Segment Start: Provided data

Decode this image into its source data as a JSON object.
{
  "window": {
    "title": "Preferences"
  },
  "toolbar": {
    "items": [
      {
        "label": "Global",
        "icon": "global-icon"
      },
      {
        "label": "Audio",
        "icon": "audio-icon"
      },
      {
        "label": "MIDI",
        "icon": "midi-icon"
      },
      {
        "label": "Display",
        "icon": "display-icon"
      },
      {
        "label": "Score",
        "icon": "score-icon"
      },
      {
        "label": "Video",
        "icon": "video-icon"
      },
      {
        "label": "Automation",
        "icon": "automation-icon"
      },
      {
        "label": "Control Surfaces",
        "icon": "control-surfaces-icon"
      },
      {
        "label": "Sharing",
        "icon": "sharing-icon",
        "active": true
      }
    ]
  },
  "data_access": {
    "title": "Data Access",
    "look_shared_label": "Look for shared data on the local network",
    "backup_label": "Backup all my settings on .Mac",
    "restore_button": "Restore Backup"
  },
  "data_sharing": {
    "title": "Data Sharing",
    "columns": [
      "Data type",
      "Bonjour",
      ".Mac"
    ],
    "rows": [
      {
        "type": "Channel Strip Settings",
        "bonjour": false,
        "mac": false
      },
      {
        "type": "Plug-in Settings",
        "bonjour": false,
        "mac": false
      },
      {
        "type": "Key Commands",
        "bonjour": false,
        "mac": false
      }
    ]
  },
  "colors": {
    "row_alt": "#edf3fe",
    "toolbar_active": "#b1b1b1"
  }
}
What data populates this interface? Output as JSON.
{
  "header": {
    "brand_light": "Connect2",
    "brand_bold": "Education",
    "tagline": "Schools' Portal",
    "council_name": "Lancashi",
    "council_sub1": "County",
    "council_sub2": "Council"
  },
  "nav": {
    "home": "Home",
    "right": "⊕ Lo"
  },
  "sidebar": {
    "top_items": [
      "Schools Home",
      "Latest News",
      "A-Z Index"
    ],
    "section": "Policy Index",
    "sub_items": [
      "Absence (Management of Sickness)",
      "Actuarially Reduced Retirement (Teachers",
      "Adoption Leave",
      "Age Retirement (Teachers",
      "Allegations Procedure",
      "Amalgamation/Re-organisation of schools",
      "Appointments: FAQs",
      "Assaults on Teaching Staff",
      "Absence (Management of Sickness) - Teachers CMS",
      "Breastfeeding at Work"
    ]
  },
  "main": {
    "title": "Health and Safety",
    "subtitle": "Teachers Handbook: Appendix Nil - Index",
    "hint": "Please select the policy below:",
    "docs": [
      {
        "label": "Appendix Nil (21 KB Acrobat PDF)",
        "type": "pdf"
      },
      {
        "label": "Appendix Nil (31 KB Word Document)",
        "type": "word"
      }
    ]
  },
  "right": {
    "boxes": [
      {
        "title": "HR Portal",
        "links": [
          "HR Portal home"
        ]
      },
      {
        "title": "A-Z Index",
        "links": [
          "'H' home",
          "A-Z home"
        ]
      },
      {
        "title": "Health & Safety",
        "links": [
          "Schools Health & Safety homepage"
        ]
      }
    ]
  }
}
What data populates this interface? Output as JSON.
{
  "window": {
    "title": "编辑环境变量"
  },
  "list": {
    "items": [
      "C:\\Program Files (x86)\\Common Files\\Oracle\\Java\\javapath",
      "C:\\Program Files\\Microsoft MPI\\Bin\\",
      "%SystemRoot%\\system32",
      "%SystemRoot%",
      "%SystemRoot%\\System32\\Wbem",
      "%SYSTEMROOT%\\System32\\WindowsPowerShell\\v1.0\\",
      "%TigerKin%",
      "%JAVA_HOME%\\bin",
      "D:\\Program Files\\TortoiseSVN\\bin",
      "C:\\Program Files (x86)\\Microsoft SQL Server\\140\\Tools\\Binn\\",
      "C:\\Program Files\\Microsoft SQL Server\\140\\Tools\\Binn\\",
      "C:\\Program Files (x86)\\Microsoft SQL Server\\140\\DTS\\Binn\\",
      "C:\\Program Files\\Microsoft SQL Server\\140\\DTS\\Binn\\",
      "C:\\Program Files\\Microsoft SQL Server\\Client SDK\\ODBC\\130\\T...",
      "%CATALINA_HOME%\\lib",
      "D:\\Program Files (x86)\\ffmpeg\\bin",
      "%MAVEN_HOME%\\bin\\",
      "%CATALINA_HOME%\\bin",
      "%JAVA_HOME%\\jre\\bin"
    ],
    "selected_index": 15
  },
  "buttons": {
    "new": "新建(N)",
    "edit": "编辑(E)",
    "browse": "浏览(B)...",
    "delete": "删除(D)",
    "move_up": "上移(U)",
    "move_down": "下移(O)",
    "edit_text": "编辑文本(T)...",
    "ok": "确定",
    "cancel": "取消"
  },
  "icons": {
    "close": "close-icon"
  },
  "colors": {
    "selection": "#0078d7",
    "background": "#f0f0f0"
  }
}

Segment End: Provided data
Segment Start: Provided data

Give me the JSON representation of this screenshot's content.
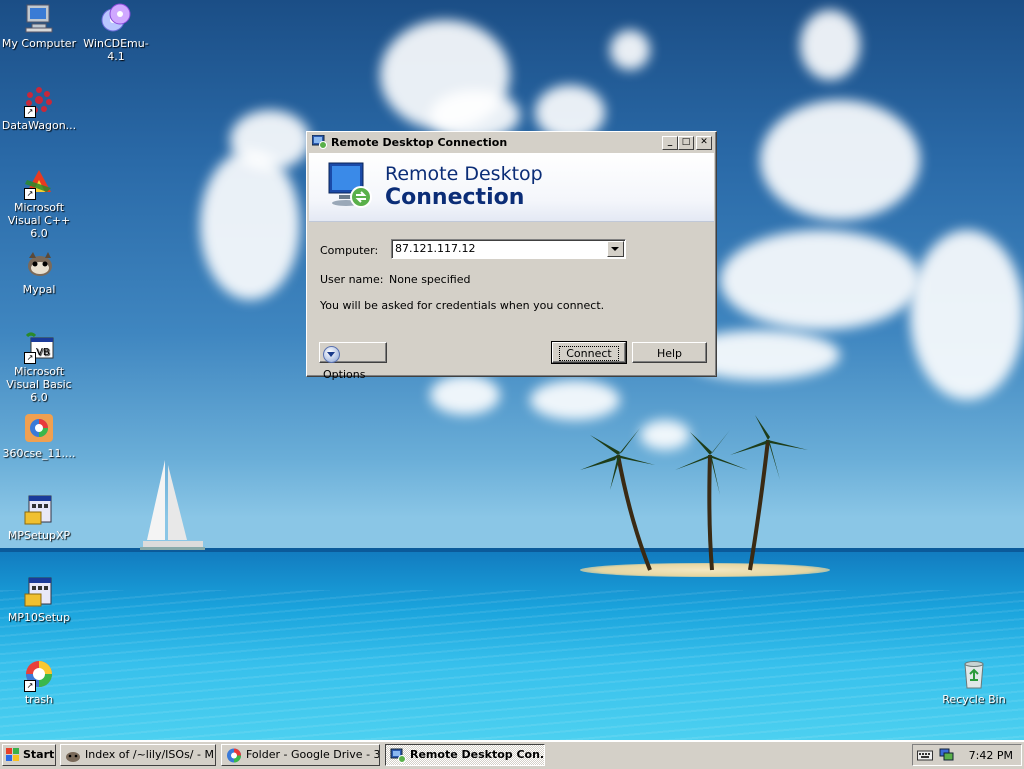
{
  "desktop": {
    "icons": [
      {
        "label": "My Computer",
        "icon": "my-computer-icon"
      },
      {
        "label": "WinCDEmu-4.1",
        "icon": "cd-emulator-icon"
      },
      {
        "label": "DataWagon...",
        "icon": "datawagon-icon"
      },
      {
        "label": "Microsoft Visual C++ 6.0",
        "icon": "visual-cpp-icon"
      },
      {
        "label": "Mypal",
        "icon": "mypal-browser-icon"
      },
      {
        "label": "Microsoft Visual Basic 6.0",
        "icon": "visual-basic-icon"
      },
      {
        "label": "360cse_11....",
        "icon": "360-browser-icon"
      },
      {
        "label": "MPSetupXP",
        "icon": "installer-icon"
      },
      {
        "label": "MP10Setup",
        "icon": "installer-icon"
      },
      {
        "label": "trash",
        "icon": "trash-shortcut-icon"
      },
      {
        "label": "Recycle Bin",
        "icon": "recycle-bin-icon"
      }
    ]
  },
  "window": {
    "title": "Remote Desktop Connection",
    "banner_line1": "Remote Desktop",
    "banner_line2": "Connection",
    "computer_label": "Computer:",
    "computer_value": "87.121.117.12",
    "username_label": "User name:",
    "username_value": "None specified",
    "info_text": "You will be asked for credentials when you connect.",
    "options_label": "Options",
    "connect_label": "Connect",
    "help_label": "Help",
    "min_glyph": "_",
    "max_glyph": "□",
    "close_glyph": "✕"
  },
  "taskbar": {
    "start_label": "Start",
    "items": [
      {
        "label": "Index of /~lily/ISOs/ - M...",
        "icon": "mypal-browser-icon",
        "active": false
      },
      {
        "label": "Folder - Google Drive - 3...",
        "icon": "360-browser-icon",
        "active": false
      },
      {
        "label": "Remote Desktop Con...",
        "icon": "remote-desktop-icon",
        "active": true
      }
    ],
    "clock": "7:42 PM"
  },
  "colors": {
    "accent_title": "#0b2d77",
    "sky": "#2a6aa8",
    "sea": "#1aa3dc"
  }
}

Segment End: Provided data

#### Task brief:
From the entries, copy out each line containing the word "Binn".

#### Answer box:
      "C:\\Program Files (x86)\\Microsoft SQL Server\\140\\Tools\\Binn\\",
      "C:\\Program Files\\Microsoft SQL Server\\140\\Tools\\Binn\\",
      "C:\\Program Files (x86)\\Microsoft SQL Server\\140\\DTS\\Binn\\",
      "C:\\Program Files\\Microsoft SQL Server\\140\\DTS\\Binn\\",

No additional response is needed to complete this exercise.